I got the days backwards this weekend. I figured Sunday would be warmer and the Ravine would experience less freezing over night so I thought it would be the better day for the Ravine despite tiring my legs out on Saturday at da’ Bush. Turns out it was too hot on Sunday so I should have reversed days. Not that the skiing in the Ravine was not fantastic, but hot days are not fun for lugging forty pounds of skiing equipment a few miles.
The parking lot was slammed more than the previous week’s Inferno Race, likely due to perfect weather this weekend and less than acceptable snow conditions the previous weekend. I tossed the skins in my bag based on a report indicating traction on the upper third of the TRT would have been helpful. Glad I did, as my fair weather hiking sneakers did not like hiking up the snow. I switched over to skins about 100 verts above the second bridge and only needed to take off the skis once until reaching HoJo’s, woo hoo! Better traction and less weight for around a quarter of the hike to HoJo’s is cool by me. Next weekend I would not have bothered.

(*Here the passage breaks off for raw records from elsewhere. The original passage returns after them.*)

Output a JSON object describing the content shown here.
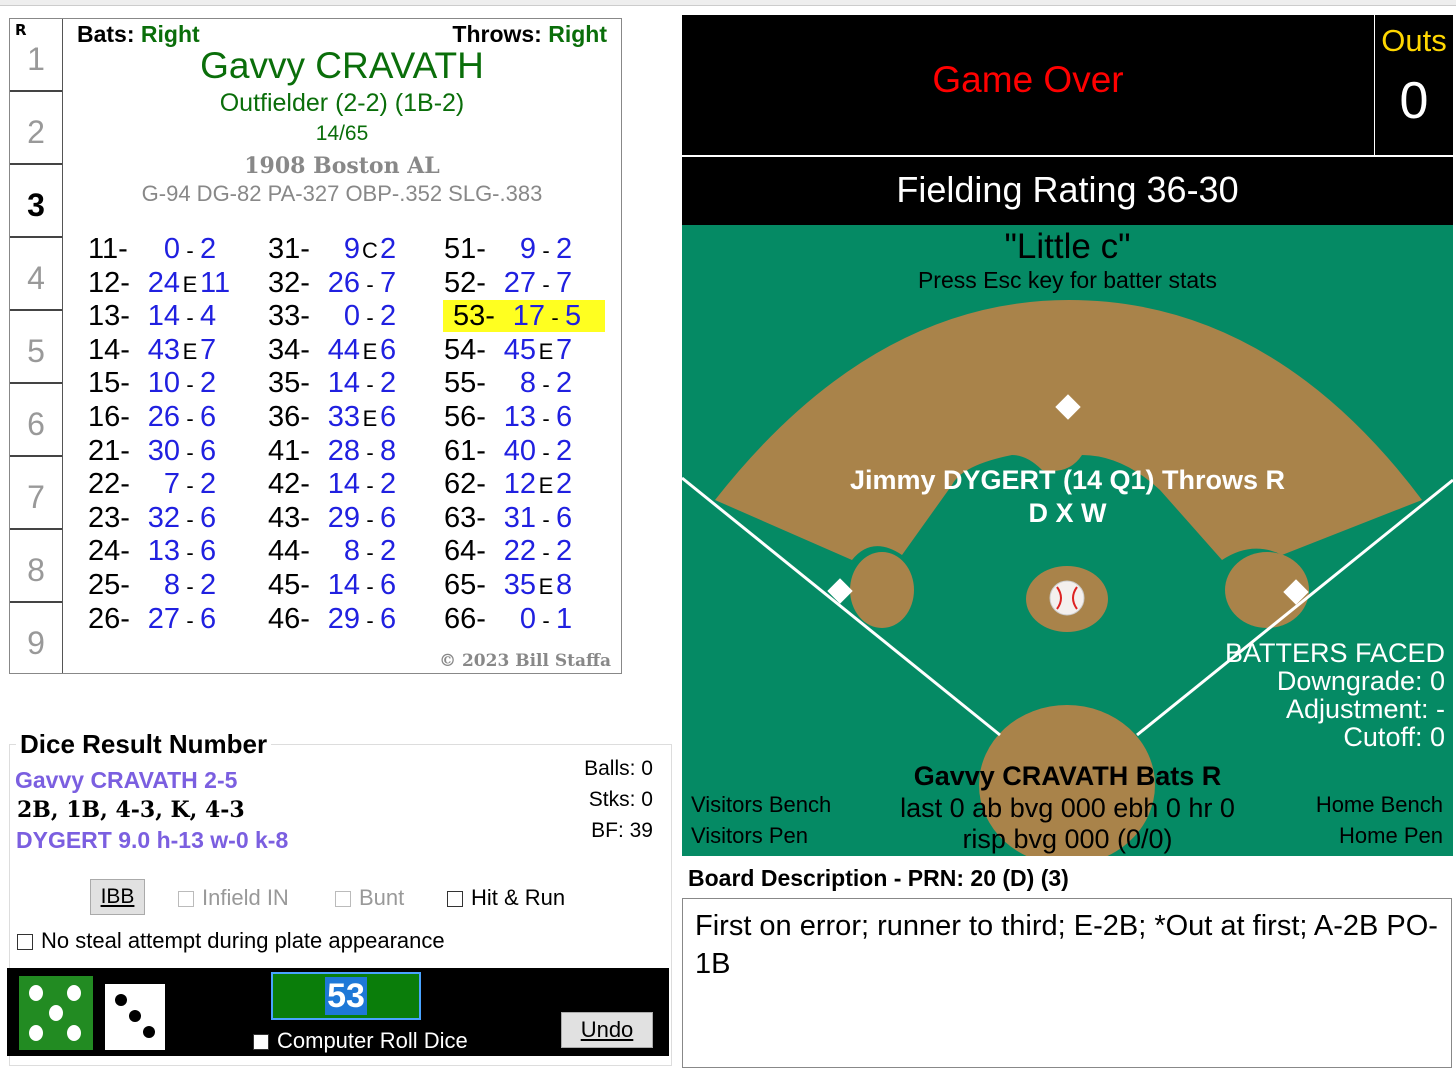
{
  "card": {
    "row_header": "R",
    "row_numbers": [
      "1",
      "2",
      "3",
      "4",
      "5",
      "6",
      "7",
      "8",
      "9"
    ],
    "selected_row": "3",
    "bats_label": "Bats:",
    "bats_value": "Right",
    "throws_label": "Throws:",
    "throws_value": "Right",
    "player_name": "Gavvy CRAVATH",
    "position": "Outfielder (2-2) (1B-2)",
    "ratio": "14/65",
    "team": "1908 Boston AL",
    "stats": "G-94 DG-82 PA-327 OBP-.352 SLG-.383",
    "copyright": "© 2023 Bill Staffa",
    "highlighted": "53",
    "columns": [
      [
        [
          "11",
          "0",
          "-",
          "2"
        ],
        [
          "12",
          "24",
          "E",
          "11"
        ],
        [
          "13",
          "14",
          "-",
          "4"
        ],
        [
          "14",
          "43",
          "E",
          "7"
        ],
        [
          "15",
          "10",
          "-",
          "2"
        ],
        [
          "16",
          "26",
          "-",
          "6"
        ],
        [
          "21",
          "30",
          "-",
          "6"
        ],
        [
          "22",
          "7",
          "-",
          "2"
        ],
        [
          "23",
          "32",
          "-",
          "6"
        ],
        [
          "24",
          "13",
          "-",
          "6"
        ],
        [
          "25",
          "8",
          "-",
          "2"
        ],
        [
          "26",
          "27",
          "-",
          "6"
        ]
      ],
      [
        [
          "31",
          "9",
          "C",
          "2"
        ],
        [
          "32",
          "26",
          "-",
          "7"
        ],
        [
          "33",
          "0",
          "-",
          "2"
        ],
        [
          "34",
          "44",
          "E",
          "6"
        ],
        [
          "35",
          "14",
          "-",
          "2"
        ],
        [
          "36",
          "33",
          "E",
          "6"
        ],
        [
          "41",
          "28",
          "-",
          "8"
        ],
        [
          "42",
          "14",
          "-",
          "2"
        ],
        [
          "43",
          "29",
          "-",
          "6"
        ],
        [
          "44",
          "8",
          "-",
          "2"
        ],
        [
          "45",
          "14",
          "-",
          "6"
        ],
        [
          "46",
          "29",
          "-",
          "6"
        ]
      ],
      [
        [
          "51",
          "9",
          "-",
          "2"
        ],
        [
          "52",
          "27",
          "-",
          "7"
        ],
        [
          "53",
          "17",
          "-",
          "5"
        ],
        [
          "54",
          "45",
          "E",
          "7"
        ],
        [
          "55",
          "8",
          "-",
          "2"
        ],
        [
          "56",
          "13",
          "-",
          "6"
        ],
        [
          "61",
          "40",
          "-",
          "2"
        ],
        [
          "62",
          "12",
          "E",
          "2"
        ],
        [
          "63",
          "31",
          "-",
          "6"
        ],
        [
          "64",
          "22",
          "-",
          "2"
        ],
        [
          "65",
          "35",
          "E",
          "8"
        ],
        [
          "66",
          "0",
          "-",
          "1"
        ]
      ]
    ]
  },
  "dice": {
    "title": "Dice Result Number",
    "batter_line": "Gavvy CRAVATH  2-5",
    "results_line": "2B, 1B, 4-3, K, 4-3",
    "pitcher_line": "DYGERT  9.0  h-13  w-0  k-8",
    "balls": "Balls: 0",
    "strikes": "Stks: 0",
    "bf": "BF: 39",
    "ibb": "IBB",
    "infield_in": "Infield IN",
    "bunt": "Bunt",
    "hit_run": "Hit & Run",
    "no_steal": "No steal attempt during plate appearance",
    "roll_value": "53",
    "die1": 5,
    "die2": 3,
    "computer_roll": "Computer Roll Dice",
    "undo": "Undo"
  },
  "status": {
    "game_over": "Game Over",
    "outs_label": "Outs",
    "outs_value": "0",
    "fielding_rating": "Fielding Rating 36-30"
  },
  "field": {
    "nickname": "\"Little c\"",
    "hint": "Press Esc key for batter stats",
    "pitcher": "Jimmy DYGERT (14 Q1) Throws R",
    "pitcher_codes": "D X W",
    "bf_title": "BATTERS FACED",
    "downgrade": "Downgrade: 0",
    "adjustment": "Adjustment: -",
    "cutoff": "Cutoff: 0",
    "batter": "Gavvy CRAVATH Bats R",
    "batter_last": "last 0 ab bvg 000 ebh 0 hr 0",
    "batter_risp": "risp bvg 000 (0/0)",
    "visitors_bench": "Visitors Bench",
    "visitors_pen": "Visitors Pen",
    "home_bench": "Home Bench",
    "home_pen": "Home Pen",
    "colors": {
      "grass": "#058a64",
      "dirt": "#a9834a"
    }
  },
  "board": {
    "title": "Board Description - PRN: 20 (D) (3)",
    "text": "First on error; runner to third; E-2B; *Out at first; A-2B PO-1B"
  }
}
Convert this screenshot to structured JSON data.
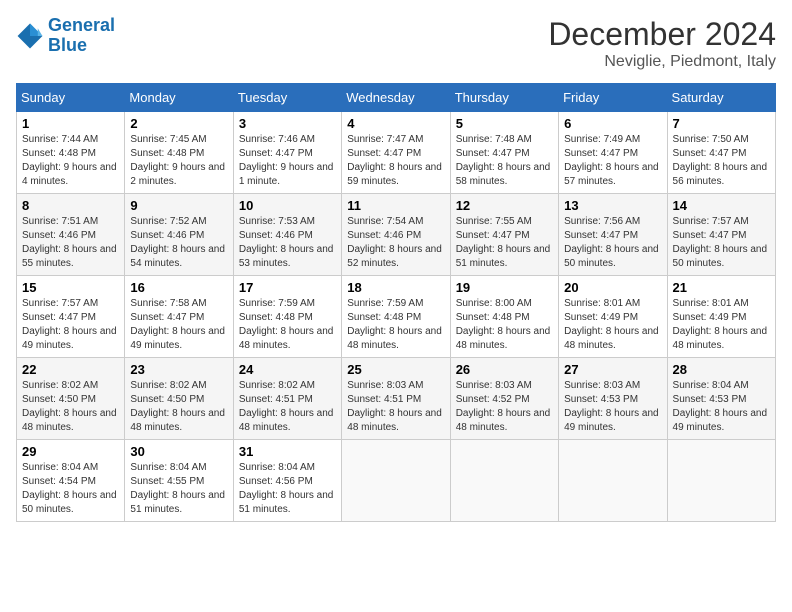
{
  "logo": {
    "text_general": "General",
    "text_blue": "Blue"
  },
  "header": {
    "month": "December 2024",
    "location": "Neviglie, Piedmont, Italy"
  },
  "days_of_week": [
    "Sunday",
    "Monday",
    "Tuesday",
    "Wednesday",
    "Thursday",
    "Friday",
    "Saturday"
  ],
  "weeks": [
    [
      {
        "day": "1",
        "sunrise": "7:44 AM",
        "sunset": "4:48 PM",
        "daylight": "9 hours and 4 minutes."
      },
      {
        "day": "2",
        "sunrise": "7:45 AM",
        "sunset": "4:48 PM",
        "daylight": "9 hours and 2 minutes."
      },
      {
        "day": "3",
        "sunrise": "7:46 AM",
        "sunset": "4:47 PM",
        "daylight": "9 hours and 1 minute."
      },
      {
        "day": "4",
        "sunrise": "7:47 AM",
        "sunset": "4:47 PM",
        "daylight": "8 hours and 59 minutes."
      },
      {
        "day": "5",
        "sunrise": "7:48 AM",
        "sunset": "4:47 PM",
        "daylight": "8 hours and 58 minutes."
      },
      {
        "day": "6",
        "sunrise": "7:49 AM",
        "sunset": "4:47 PM",
        "daylight": "8 hours and 57 minutes."
      },
      {
        "day": "7",
        "sunrise": "7:50 AM",
        "sunset": "4:47 PM",
        "daylight": "8 hours and 56 minutes."
      }
    ],
    [
      {
        "day": "8",
        "sunrise": "7:51 AM",
        "sunset": "4:46 PM",
        "daylight": "8 hours and 55 minutes."
      },
      {
        "day": "9",
        "sunrise": "7:52 AM",
        "sunset": "4:46 PM",
        "daylight": "8 hours and 54 minutes."
      },
      {
        "day": "10",
        "sunrise": "7:53 AM",
        "sunset": "4:46 PM",
        "daylight": "8 hours and 53 minutes."
      },
      {
        "day": "11",
        "sunrise": "7:54 AM",
        "sunset": "4:46 PM",
        "daylight": "8 hours and 52 minutes."
      },
      {
        "day": "12",
        "sunrise": "7:55 AM",
        "sunset": "4:47 PM",
        "daylight": "8 hours and 51 minutes."
      },
      {
        "day": "13",
        "sunrise": "7:56 AM",
        "sunset": "4:47 PM",
        "daylight": "8 hours and 50 minutes."
      },
      {
        "day": "14",
        "sunrise": "7:57 AM",
        "sunset": "4:47 PM",
        "daylight": "8 hours and 50 minutes."
      }
    ],
    [
      {
        "day": "15",
        "sunrise": "7:57 AM",
        "sunset": "4:47 PM",
        "daylight": "8 hours and 49 minutes."
      },
      {
        "day": "16",
        "sunrise": "7:58 AM",
        "sunset": "4:47 PM",
        "daylight": "8 hours and 49 minutes."
      },
      {
        "day": "17",
        "sunrise": "7:59 AM",
        "sunset": "4:48 PM",
        "daylight": "8 hours and 48 minutes."
      },
      {
        "day": "18",
        "sunrise": "7:59 AM",
        "sunset": "4:48 PM",
        "daylight": "8 hours and 48 minutes."
      },
      {
        "day": "19",
        "sunrise": "8:00 AM",
        "sunset": "4:48 PM",
        "daylight": "8 hours and 48 minutes."
      },
      {
        "day": "20",
        "sunrise": "8:01 AM",
        "sunset": "4:49 PM",
        "daylight": "8 hours and 48 minutes."
      },
      {
        "day": "21",
        "sunrise": "8:01 AM",
        "sunset": "4:49 PM",
        "daylight": "8 hours and 48 minutes."
      }
    ],
    [
      {
        "day": "22",
        "sunrise": "8:02 AM",
        "sunset": "4:50 PM",
        "daylight": "8 hours and 48 minutes."
      },
      {
        "day": "23",
        "sunrise": "8:02 AM",
        "sunset": "4:50 PM",
        "daylight": "8 hours and 48 minutes."
      },
      {
        "day": "24",
        "sunrise": "8:02 AM",
        "sunset": "4:51 PM",
        "daylight": "8 hours and 48 minutes."
      },
      {
        "day": "25",
        "sunrise": "8:03 AM",
        "sunset": "4:51 PM",
        "daylight": "8 hours and 48 minutes."
      },
      {
        "day": "26",
        "sunrise": "8:03 AM",
        "sunset": "4:52 PM",
        "daylight": "8 hours and 48 minutes."
      },
      {
        "day": "27",
        "sunrise": "8:03 AM",
        "sunset": "4:53 PM",
        "daylight": "8 hours and 49 minutes."
      },
      {
        "day": "28",
        "sunrise": "8:04 AM",
        "sunset": "4:53 PM",
        "daylight": "8 hours and 49 minutes."
      }
    ],
    [
      {
        "day": "29",
        "sunrise": "8:04 AM",
        "sunset": "4:54 PM",
        "daylight": "8 hours and 50 minutes."
      },
      {
        "day": "30",
        "sunrise": "8:04 AM",
        "sunset": "4:55 PM",
        "daylight": "8 hours and 51 minutes."
      },
      {
        "day": "31",
        "sunrise": "8:04 AM",
        "sunset": "4:56 PM",
        "daylight": "8 hours and 51 minutes."
      },
      null,
      null,
      null,
      null
    ]
  ]
}
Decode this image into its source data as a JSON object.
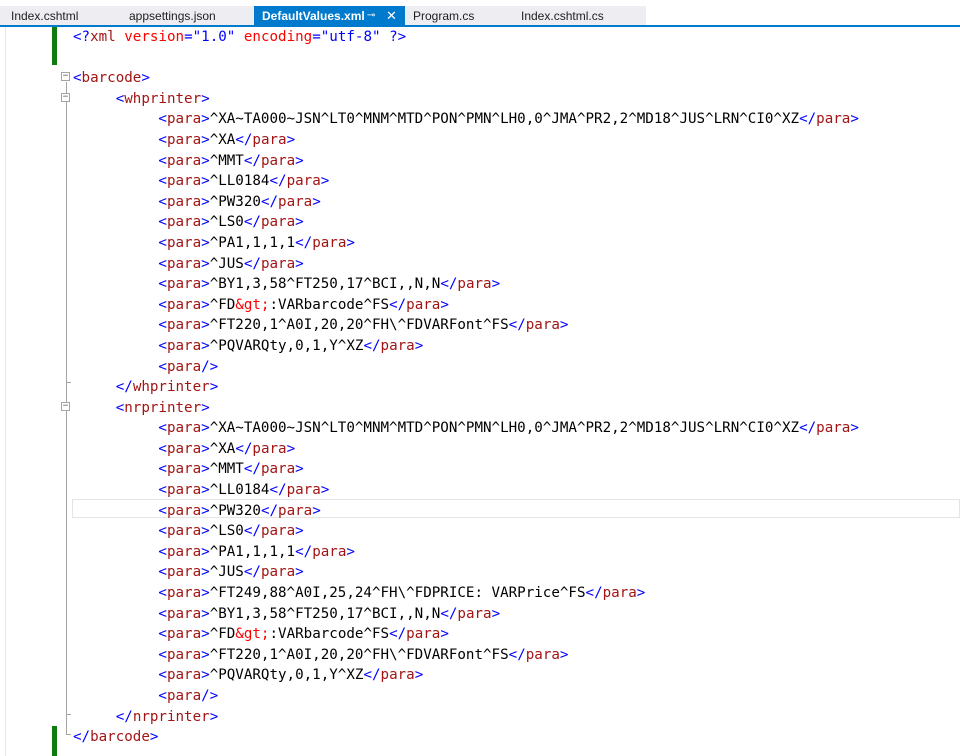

After much debate regarding skiing plans for the final weekend of April, I decided on taking advantage of Sugarbush’s $10.00 lift ticket Saturday afternoon. Due to an over night freeze, I decided Tuckerman Ravine could wait until Sunday and one final day of lift serviced skiing for the season would be preferable to hiking for turns at Jay Peak. My decision was sound and resulted in a fantastic afternoon of skiing under a bright warm sun and Blue Bird skies.
Due to the overnight freeze, I slept in and took my time getting ready. Temperatures were still a bit brisk when I packed up the car around 8 A.M., but forecasts called for temperatures to soar into the fifties during the afternoon hours so I worried not. I made a quick detour and stopped by work to pick up my camera before making the drive down Route 2 and Route 100B to Sugarbush.
One would think people would come out in droves for $10.00 skiing on a perfect Blue Bird afternoon. But pulling into the parking lot at Mount Ellen, one would be sorely mistaken in believing many people thought skiing in April is a worth while endeavor. Their lose is my ski on lift.